Hundreds of thousands turn out across UK for global climate strike
Hundreds of thousands of people led by school children have taken part in protests across the UK, calling for urgent action to tackle climate change.
Children and students walked out of lessons and lectures and were joined by parents, campaigners and workers as part of global climate strikes which look set to be the largest environmental protests in history.
Organisers claim that around 100,000 people have taken part in a rally in central London, with more than 20,000 thought to have marched in Edinburgh and 10,000 in Brighton as crowds flocked on to the streets around the UK.
In London, Labour leader Jeremy Corbyn told the youngsters in the crowd that “you and a whole generation have brought the issue centre stage and I am absolutely delighted about that”.

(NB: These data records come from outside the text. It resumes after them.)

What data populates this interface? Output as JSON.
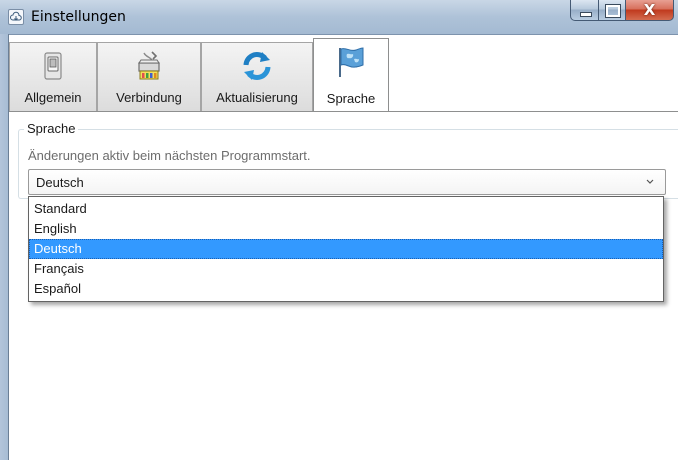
{
  "window": {
    "title": "Einstellungen",
    "close_glyph": "X"
  },
  "tabs": [
    {
      "label": "Allgemein",
      "icon": "switch-icon",
      "active": false
    },
    {
      "label": "Verbindung",
      "icon": "network-connector-icon",
      "active": false
    },
    {
      "label": "Aktualisierung",
      "icon": "refresh-icon",
      "active": false
    },
    {
      "label": "Sprache",
      "icon": "flag-icon",
      "active": true
    }
  ],
  "language_group": {
    "title": "Sprache",
    "hint": "Änderungen aktiv beim nächsten Programmstart.",
    "selected": "Deutsch",
    "options": [
      "Standard",
      "English",
      "Deutsch",
      "Français",
      "Español"
    ]
  },
  "colors": {
    "selection": "#3399ff",
    "close_button": "#c0391e"
  }
}
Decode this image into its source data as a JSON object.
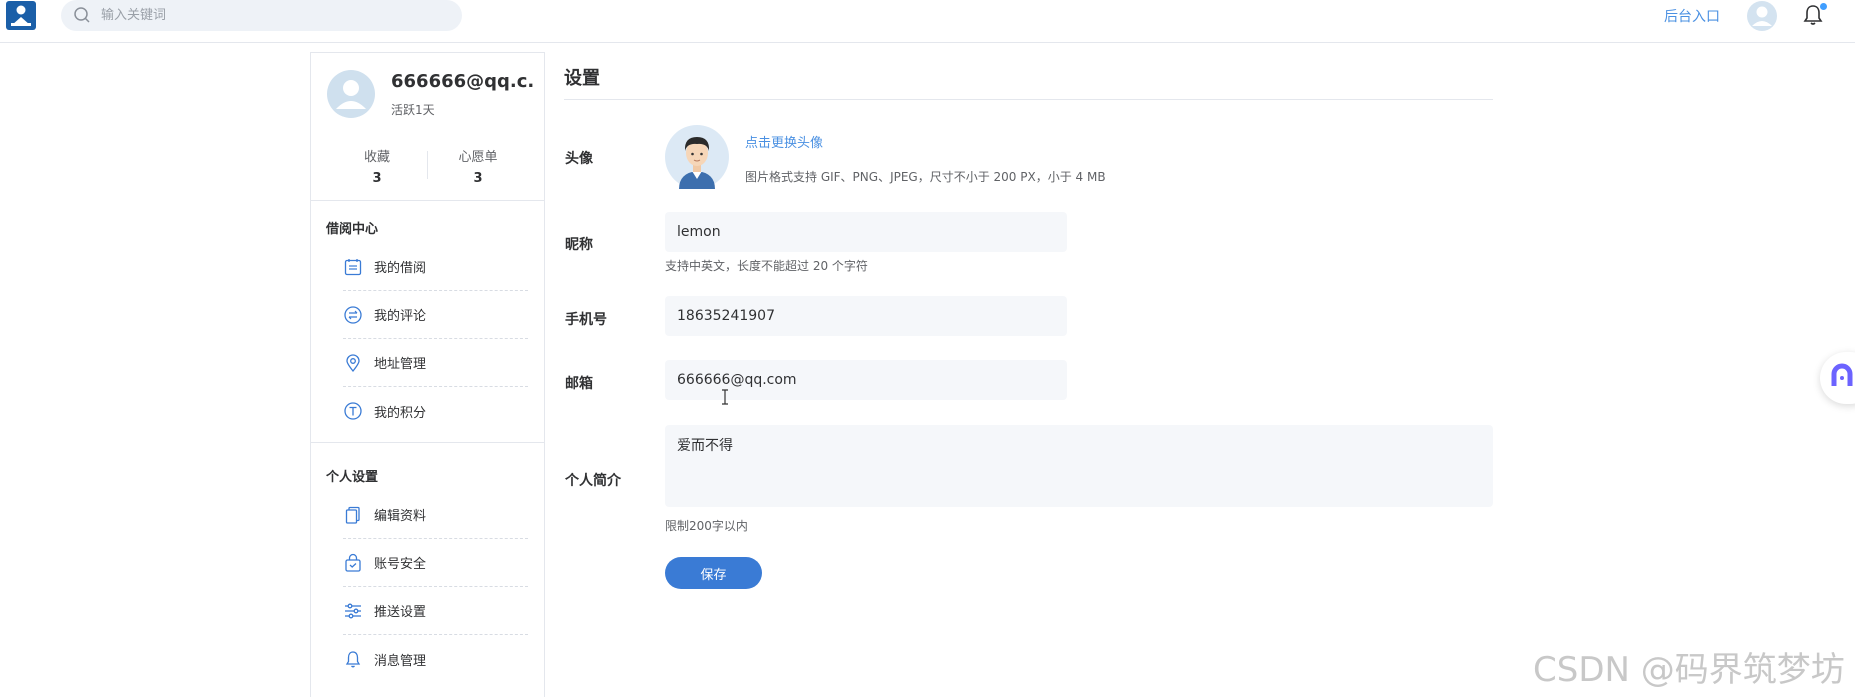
{
  "topbar": {
    "search_placeholder": "输入关键词",
    "admin_link": "后台入口"
  },
  "profile": {
    "username": "666666@qq.c...",
    "active_days": "活跃1天",
    "stats": [
      {
        "label": "收藏",
        "value": "3"
      },
      {
        "label": "心愿单",
        "value": "3"
      }
    ]
  },
  "sidebar": {
    "groups": [
      {
        "title": "借阅中心",
        "items": [
          {
            "label": "我的借阅",
            "icon": "calendar-icon"
          },
          {
            "label": "我的评论",
            "icon": "comment-exchange-icon"
          },
          {
            "label": "地址管理",
            "icon": "location-icon"
          },
          {
            "label": "我的积分",
            "icon": "points-icon"
          }
        ]
      },
      {
        "title": "个人设置",
        "items": [
          {
            "label": "编辑资料",
            "icon": "edit-docs-icon"
          },
          {
            "label": "账号安全",
            "icon": "shield-bag-icon"
          },
          {
            "label": "推送设置",
            "icon": "sliders-icon"
          },
          {
            "label": "消息管理",
            "icon": "bell-icon"
          }
        ]
      }
    ]
  },
  "settings": {
    "title": "设置",
    "avatar_label": "头像",
    "change_avatar": "点击更换头像",
    "avatar_hint": "图片格式支持 GIF、PNG、JPEG，尺寸不小于 200 PX，小于 4 MB",
    "nickname_label": "昵称",
    "nickname_value": "lemon",
    "nickname_hint": "支持中英文，长度不能超过 20 个字符",
    "phone_label": "手机号",
    "phone_value": "18635241907",
    "email_label": "邮箱",
    "email_value": "666666@qq.com",
    "bio_label": "个人简介",
    "bio_value": "爱而不得",
    "bio_hint": "限制200字以内",
    "save_label": "保存"
  },
  "watermark": "CSDN @码界筑梦坊",
  "colors": {
    "accent": "#3a7bd5",
    "link": "#4a90e2"
  }
}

He criticised US President Donald Trump for his failure to act on climate change and had a message for Brazil’s President Jair Bolsonaro that he wanted to work with him to preserve and protect the Amazon rainforest.
One of the protesters, Jessica Ahmed, 16, from Barnet, north London, said: “School is important but so is my future,” and called on the Government to acknowledge the severity of the climate crisis.
“If politicians were taking the appropriate action we need and had been taking this action a long time ago when it was recognised the world was changing in a negative way, then I would not have to be skipping school.”
In Belfast, organisers put the turnout at between 3,000 and 4,000, with young people taking over the Corn Market area of the city centre and staging a “mass die-in”, before marching towards City Hall.
Thousands of protesters, including hundreds of children, many wearing school uniform, gathered in Birmingham’s Victoria Square before marching through nearby streets.
Some of Friday’s first protests were held in Australia, where an estimated 300,000 people gathered at more than 100 rallies calling for action to guard against climate change.
Demonstrations were also being held across parts of Asia, Africa and in European cities ahead of rallies in the US, as part of a movement inspired by teenage activist Greta Thunberg which has snowballed into mass protests around the world.
Some ministers and school leaders spoke out against pupils missing school to take part in the protests, but London Mayor Sadiq Khan, Green Party MP Caroline Lucas and Liberal Democrat leader Jo Swinson were among those backing the walkout for the Youth Strike 4 Climate campaign.
Some companies were actively helping staff take part by closing stores and offices, including Patagonia and Ben & Jerry’s, whose sign on its central London shop on Wardour Street read: “Gone striking. Because ya know, the planet.”
The Metropolitan Police said two adults had been arrested on The Strand in central London – where XR Universities, an Extinction Rebellion group, are holding a protest – in breach of an order dictating protesters must gather in a specific place in Westminster.
The protests come ahead of a climate summit at the UN next week convened by secretary-general Antonio Guterres to urge countries to up their climate efforts.
Much steeper measures are needed across the globe to prevent temperature rises of more than 1.5C (2.7F) or 2C (3.6F) to avoid the worst impacts of climate change.
As if to underline the urgency, as people took to the streets of the UK, the mercury climbed to well above what is normal for the time of year.
The UK Student Climate Network (UKSCN) said more than 200 events were taking place across the UK, with, for the first time, adults being encouraged to join the youngsters as they strike.
UKSCN wants politicians to bring in a Green New Deal to cut the UK’s emissions to zero and improve lives, changes to education to equip youngsters to deal with the climate crisis, and votes at 16 to give them a voice.
Among the many trade unions throwing their weight behind the strikes are the TUC Congress, the University and College Union and Unite, while environmental campaigners, aid agencies and faith groups joined the protests.